At a Trump administration panel on fossil fuels - marked by protest and heckling - at the UN climate conference in Bonn, Peabody Energy's head of coal power and emissions technology Holly Krutka applauded Australia for having changed the conversation over coal.
The Turnbull government's national energy guarantee would return balance to energy developments, she said.
It had put high-efficiency coal and carbon capture and storage back in the discussion in Australia, where Peabody has nine mines.
"I think that that is one example of a place where that had fallen off the table as an option and now is back on," Dr Krutka told the audience.

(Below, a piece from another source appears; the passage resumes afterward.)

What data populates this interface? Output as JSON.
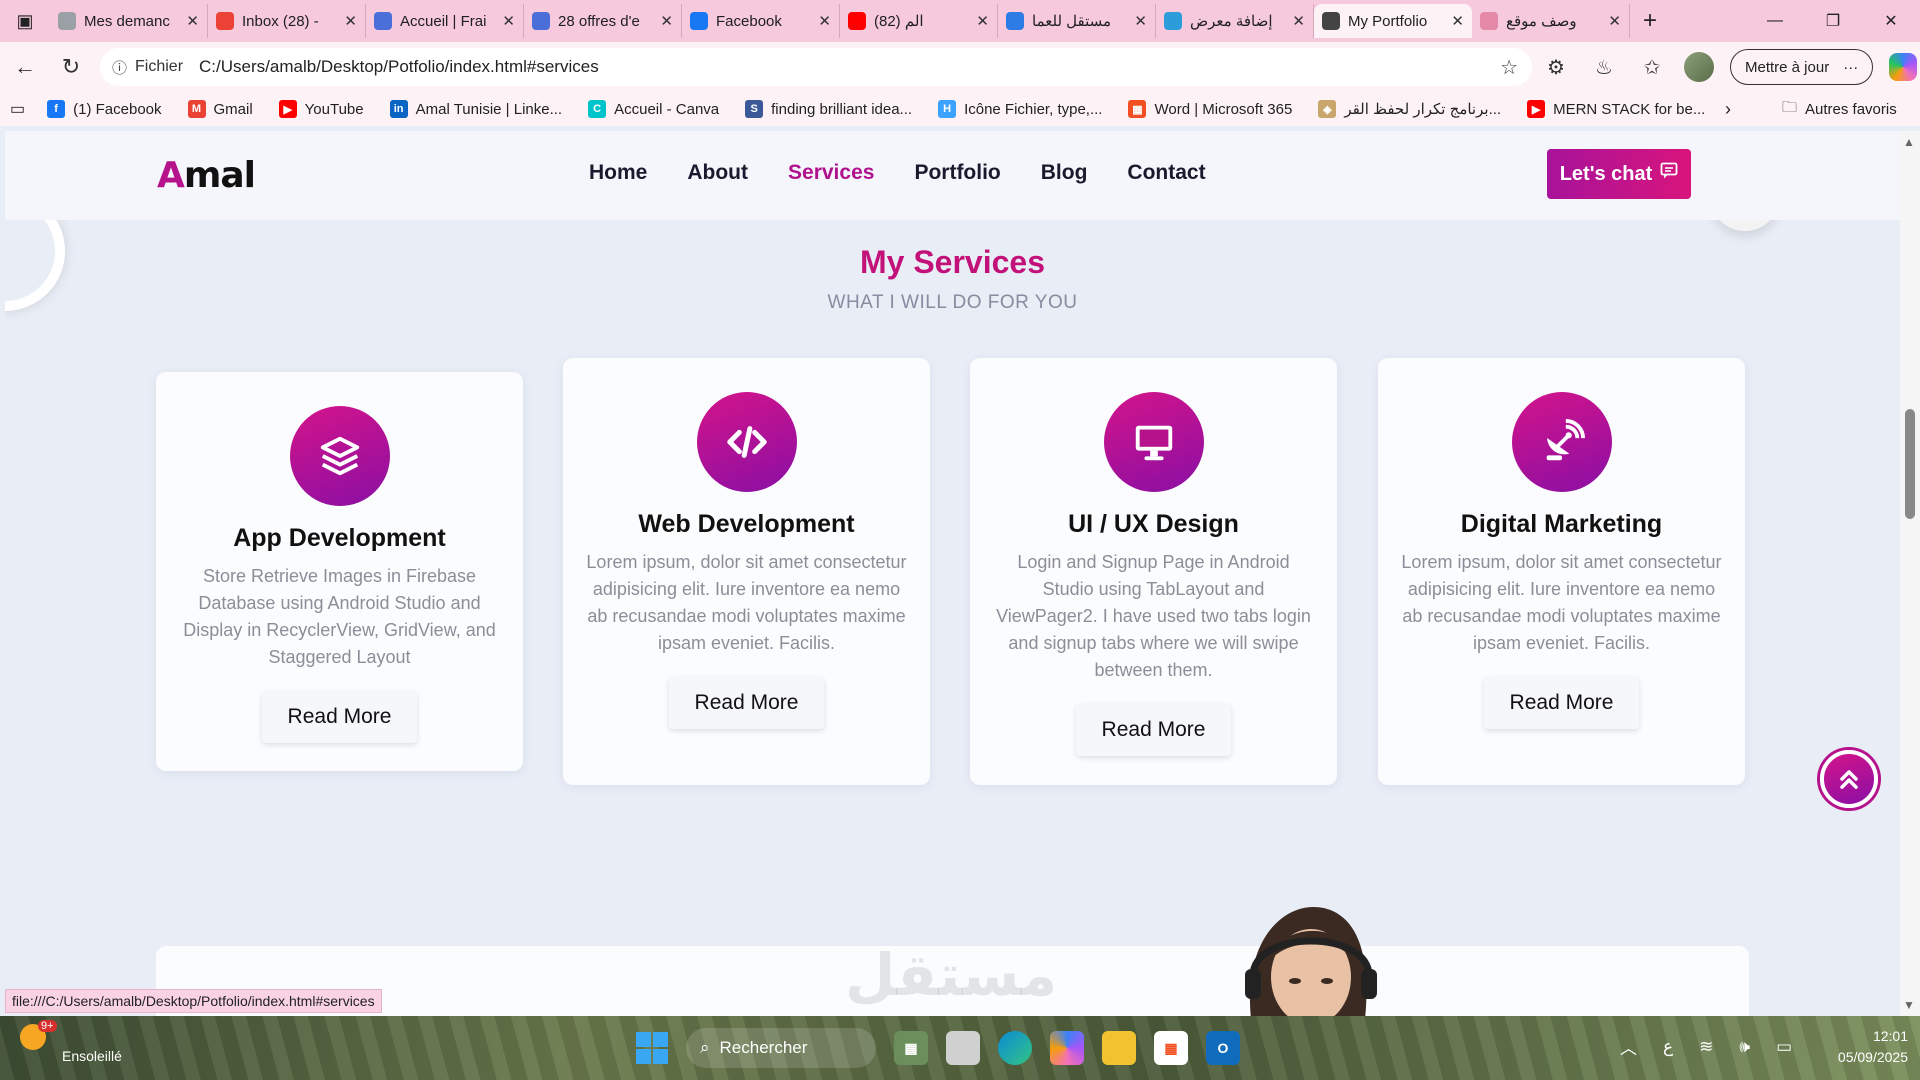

"They're not giving up on their emissions goal but they are going to look at technologies that are affordable and that are reliable and can meet emissions."
The government's new policy requires electricity retailers to buy a portion of power from reliable sources and another portion from generators below an emissions threshold, but needs agreement from the states to make it happen.
Dr Krutka's comments are likely to buoy conservative backbenchers who insisted Malcolm Turnbull come up with something that would encourage coal investment.
Peabody spokesman Vic Svec later told AAP financing and construction for coal power continued substantially around the world.
"We couldn't predict the ultimate direction of new coal plants in Australia but it is clear that fuel choices matter and policies matter," he said.
"It is very healthy to see a true debate on the cost, reliability and benefits of those elements for Australia's consumers."
Energy Minister Josh Frydenberg said reducing emissions through more efficient thermal generation would be important for all countries to meet the Paris agreement.
"Coal will remain an important part of Australia's energy mix along with gas, hydro, wind and solar in providing an affordable and reliable energy system," he told AAP.
The COP23 event led by President Donald Trump's environment advisor David Banks has attracted a great deal of attention at the climate talks for its theme of how fossil fuels could help the world deal with climate change.
People queued for about two hours to get in amid tight security.
Nevertheless, 15 minutes after it started, the panel was interrupted by nearly 100 singing youth activists.
"We see right through your greed, it's killing all across the world for that coal money and we proudly stand up until you keep it in the ground," went their adaptation of Lee Greenwood's song God Bless the USA.
After they left, the room filled back up again but the new audience, although quieter, was by no means less hostile to the panel's viewpoints.
The final questioner demanded each presenter give a yes or no answer to whether they supported Mr Trump's announcement he would pull the US out of the Paris deal for climate action.
Nuclear company NuScale Power's Lenka Kollar and natural gas developer Tellurian's Amos Hochstein - who worked for the Obama administration - both disagreed with the president.
US Energy Association head Barry Worthington said the deal wasn't needed.
"We're achieving the emissions reductions goals without having the regulatory burden, we're doing it for other reasons," he said, citing pressure from investors, customers and employees.
Mr Hochstein thanked those who stayed to hear them out.
"If we really care about climate change then we have to stop siloing ourselves into communities where we talk to ourselves," he said.